Members can be furloughed as long the decision is made in accordance with the LLP agreement. These terms may need to be amended to allow the furloughing of members. As above, the member should not do any work that would normally result in generating revenue.
- Those not on the PAYE payroll on or before the 28th February (with the exception of those who were made redundant or stopped working). This would mainly apply to new starters who joined in March 2020
- Employees that are still working, even if this is on a reduced hours or reduced pay basis
After identifying who can and cannot be furloughed, the next step would be to communicate this with employees and make any amendments to their employment contract (if necessary). The employer must confirm this in writing to their employee. A record of this communication must be kept for five years.
An employer can claim for 80% of your employees monthly pay up to a maximum of £2,500 and the relevant employer’s national insurance contributions and the employers pensions contributions on the furloughed pay.
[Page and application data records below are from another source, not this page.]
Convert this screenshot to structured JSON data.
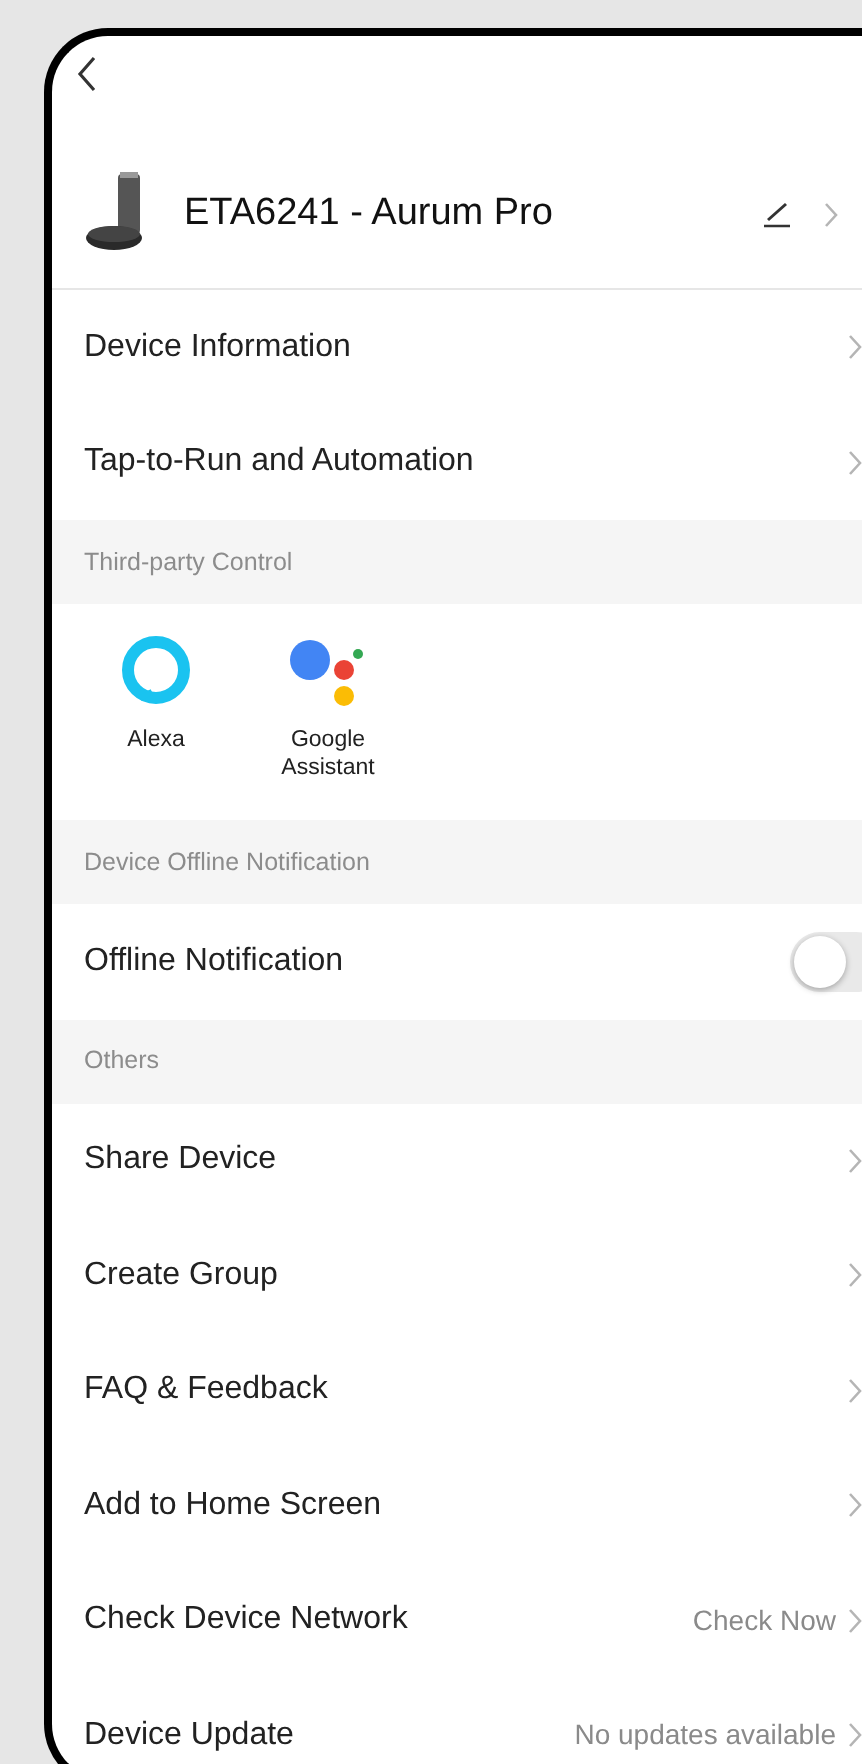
{
  "header": {
    "title": "ETA6241 - Aurum Pro"
  },
  "sections": [
    {
      "kind": "list",
      "items": [
        {
          "kind": "link",
          "label": "Device Information"
        },
        {
          "kind": "link",
          "label": "Tap-to-Run and Automation"
        }
      ]
    },
    {
      "kind": "services",
      "title": "Third-party Control",
      "services": [
        {
          "kind": "alexa",
          "name": "Alexa"
        },
        {
          "kind": "google",
          "name": "Google Assistant"
        }
      ]
    },
    {
      "kind": "list",
      "title": "Device Offline Notification",
      "items": [
        {
          "kind": "toggle",
          "label": "Offline Notification",
          "on": false
        }
      ]
    },
    {
      "kind": "list",
      "title": "Others",
      "items": [
        {
          "kind": "link",
          "label": "Share Device"
        },
        {
          "kind": "link",
          "label": "Create Group"
        },
        {
          "kind": "link",
          "label": "FAQ & Feedback"
        },
        {
          "kind": "link",
          "label": "Add to Home Screen"
        },
        {
          "kind": "link",
          "label": "Check Device Network",
          "value": "Check Now"
        },
        {
          "kind": "link",
          "label": "Device Update",
          "value": "No updates available"
        }
      ]
    }
  ]
}
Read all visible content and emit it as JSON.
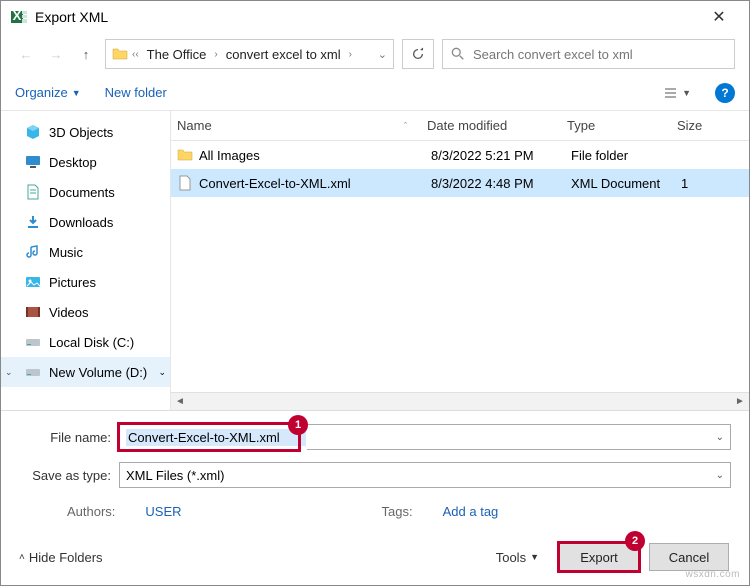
{
  "title": "Export XML",
  "breadcrumb": {
    "part1": "The Office",
    "part2": "convert excel to xml"
  },
  "search": {
    "placeholder": "Search convert excel to xml"
  },
  "toolbar": {
    "organize": "Organize",
    "newfolder": "New folder"
  },
  "sidebar": {
    "items": [
      {
        "label": "3D Objects"
      },
      {
        "label": "Desktop"
      },
      {
        "label": "Documents"
      },
      {
        "label": "Downloads"
      },
      {
        "label": "Music"
      },
      {
        "label": "Pictures"
      },
      {
        "label": "Videos"
      },
      {
        "label": "Local Disk (C:)"
      },
      {
        "label": "New Volume (D:)"
      }
    ]
  },
  "columns": {
    "name": "Name",
    "date": "Date modified",
    "type": "Type",
    "size": "Size"
  },
  "files": [
    {
      "name": "All Images",
      "date": "8/3/2022 5:21 PM",
      "type": "File folder",
      "size": ""
    },
    {
      "name": "Convert-Excel-to-XML.xml",
      "date": "8/3/2022 4:48 PM",
      "type": "XML Document",
      "size": "1"
    }
  ],
  "filename": {
    "label": "File name:",
    "value": "Convert-Excel-to-XML.xml"
  },
  "savetype": {
    "label": "Save as type:",
    "value": "XML Files (*.xml)"
  },
  "meta": {
    "authors_label": "Authors:",
    "authors_value": "USER",
    "tags_label": "Tags:",
    "tags_value": "Add a tag"
  },
  "buttons": {
    "hidefolders": "Hide Folders",
    "tools": "Tools",
    "export": "Export",
    "cancel": "Cancel"
  },
  "callouts": {
    "one": "1",
    "two": "2"
  },
  "watermark": "wsxdn.com"
}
Pension contributions will be capped at a maximum of 3% which is in line with the automatic enrolment minimum.
An employer may top up their employees’ pay but they are not obliged to do so. Employers will not be reimbursed for any national insurance or pension contributions on any amount of topped up salary.
It should be noted that the furloughed pay calculation can take employees’ wages under the national minimum wage rate. This is allowable in all cases except where the employee is undergoing training hours. Such hours must be paid at the new national minimum wage rate which came into effect from 1st April.
The starting point of when the furloughed period begins is the employee’s last day of work. It should be noted that this not the day when you communicated the arrangement with them and or the day it was decided that they would be placed on furlough.
How to calculate furloughed pay
- For full or part time employees on a salary, take 80% of their gross salary as of 28th February 2020.
- If an employee pay varies and they have been employed for a minimum of 12 months apply the 80% to the higher of a) the same months earnings from the previous year and b) the average monthly earnings for the tax year 2019-20.
- If an employees pay varies and they not been employed for a minimum of 12 months then use their average monthly pay from when they started.
- For employees that started in February 2020, prorate their earnings so far and apply 80%
Wages, past overtime, fees and compulsory commission payments are classed as regular payments that you are obliged to pay your employees. Discretionary bonuses, tips, commission and non cash payments are not.
How to claim:
HMRC expect the online portal to be ready by the end of April 2020. In order to make a claim you will need:
- your employer PAYE reference number
- to be enrolled for PAYE online
- the number of employees being furloughed
- National Insurance Numbers for the employees you want to furlough
- Names of the employees you want to furlough
- Payroll/works number for the employees you want to furlough
- your Self Assessment Unique Taxpayer Reference or Corporation Tax Unique Taxpayer Reference or Company Registration Number
- the claim period (start and end date)
- amount claimed (per the minimum length of furloughing of 3 consecutive weeks)
- your bank account number and sort code
- your contact name
- your phone number
HMRC will not calculate the furloughed pay amounts for you. At Bramleys, we run the payroll process for all of our clients, so we have been calculating furloughed pay for clients as well as producing the relevant documentation for clients and their employees. We will also be submitting the claims via the portal to enable our clients to obtain reimbursements.
Once the claim has been submitted, it will be checked by HMRC. Once approved, payment will be made via BACS to the UK bank account mentioned in the employer’s eligibility criteria above.
You must not withhold any of the funds from your employees or enter into an agreement where the employee sacrifices some of their furloughed pay. You must not ask them to undertake any work for your organisation or any connected organisation.